◆ MATERIAL FOR THIS EXERCISE:
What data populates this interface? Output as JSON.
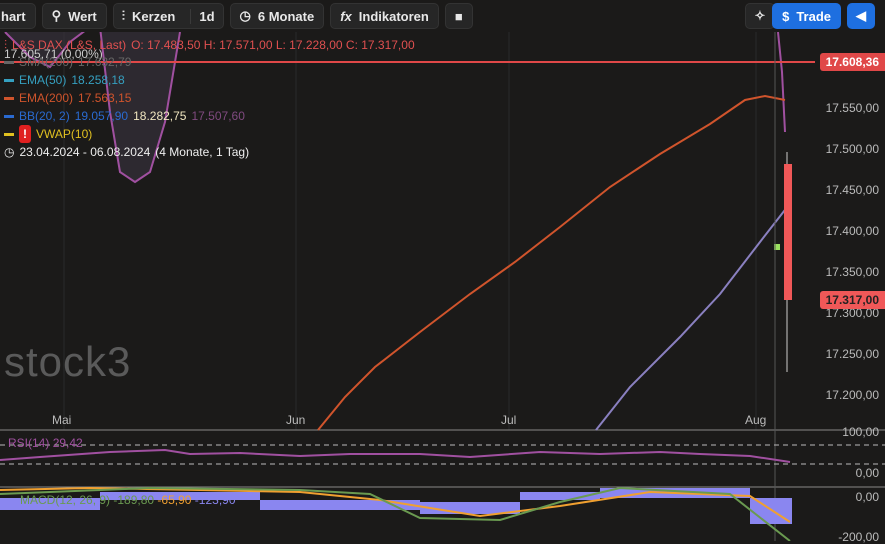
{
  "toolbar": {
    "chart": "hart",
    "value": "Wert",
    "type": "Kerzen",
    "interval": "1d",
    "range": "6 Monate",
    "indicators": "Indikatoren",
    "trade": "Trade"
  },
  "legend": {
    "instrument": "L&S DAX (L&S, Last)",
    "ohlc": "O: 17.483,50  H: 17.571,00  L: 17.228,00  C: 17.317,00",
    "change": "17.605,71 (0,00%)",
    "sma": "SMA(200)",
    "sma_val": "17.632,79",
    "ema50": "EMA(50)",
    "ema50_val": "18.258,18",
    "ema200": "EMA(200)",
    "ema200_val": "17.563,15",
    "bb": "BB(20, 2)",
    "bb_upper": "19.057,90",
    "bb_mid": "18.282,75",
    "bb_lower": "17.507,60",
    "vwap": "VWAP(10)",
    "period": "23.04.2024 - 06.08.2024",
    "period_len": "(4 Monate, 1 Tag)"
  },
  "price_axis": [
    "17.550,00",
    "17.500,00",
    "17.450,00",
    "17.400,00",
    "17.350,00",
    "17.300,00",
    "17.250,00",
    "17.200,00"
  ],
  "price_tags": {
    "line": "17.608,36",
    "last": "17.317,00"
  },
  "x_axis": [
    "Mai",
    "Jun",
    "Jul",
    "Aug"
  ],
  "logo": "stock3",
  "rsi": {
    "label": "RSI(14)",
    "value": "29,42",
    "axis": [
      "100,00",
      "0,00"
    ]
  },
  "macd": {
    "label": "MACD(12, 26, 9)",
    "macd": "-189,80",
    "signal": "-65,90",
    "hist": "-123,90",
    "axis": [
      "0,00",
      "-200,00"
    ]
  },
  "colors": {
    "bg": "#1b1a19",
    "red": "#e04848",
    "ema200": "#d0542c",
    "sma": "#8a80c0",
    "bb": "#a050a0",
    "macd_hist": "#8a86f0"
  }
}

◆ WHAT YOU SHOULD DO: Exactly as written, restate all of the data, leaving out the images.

◆ EXERCISE RESPONSE:
What data populates this interface? Output as JSON.
{
  "toolbar": {
    "chart": "hart",
    "value": "Wert",
    "type": "Kerzen",
    "interval": "1d",
    "range": "6 Monate",
    "indicators": "Indikatoren",
    "trade": "Trade"
  },
  "legend": {
    "instrument": "L&S DAX (L&S, Last)",
    "ohlc": "O: 17.483,50  H: 17.571,00  L: 17.228,00  C: 17.317,00",
    "change": "17.605,71 (0,00%)",
    "sma": "SMA(200)",
    "sma_val": "17.632,79",
    "ema50": "EMA(50)",
    "ema50_val": "18.258,18",
    "ema200": "EMA(200)",
    "ema200_val": "17.563,15",
    "bb": "BB(20, 2)",
    "bb_upper": "19.057,90",
    "bb_mid": "18.282,75",
    "bb_lower": "17.507,60",
    "vwap": "VWAP(10)",
    "period": "23.04.2024 - 06.08.2024",
    "period_len": "(4 Monate, 1 Tag)"
  },
  "price_axis": [
    "17.550,00",
    "17.500,00",
    "17.450,00",
    "17.400,00",
    "17.350,00",
    "17.300,00",
    "17.250,00",
    "17.200,00"
  ],
  "price_tags": {
    "line": "17.608,36",
    "last": "17.317,00"
  },
  "x_axis": [
    "Mai",
    "Jun",
    "Jul",
    "Aug"
  ],
  "logo": "stock3",
  "rsi": {
    "label": "RSI(14)",
    "value": "29,42",
    "axis": [
      "100,00",
      "0,00"
    ]
  },
  "macd": {
    "label": "MACD(12, 26, 9)",
    "macd": "-189,80",
    "signal": "-65,90",
    "hist": "-123,90",
    "axis": [
      "0,00",
      "-200,00"
    ]
  },
  "colors": {
    "bg": "#1b1a19",
    "red": "#e04848",
    "ema200": "#d0542c",
    "sma": "#8a80c0",
    "bb": "#a050a0",
    "macd_hist": "#8a86f0"
  }
}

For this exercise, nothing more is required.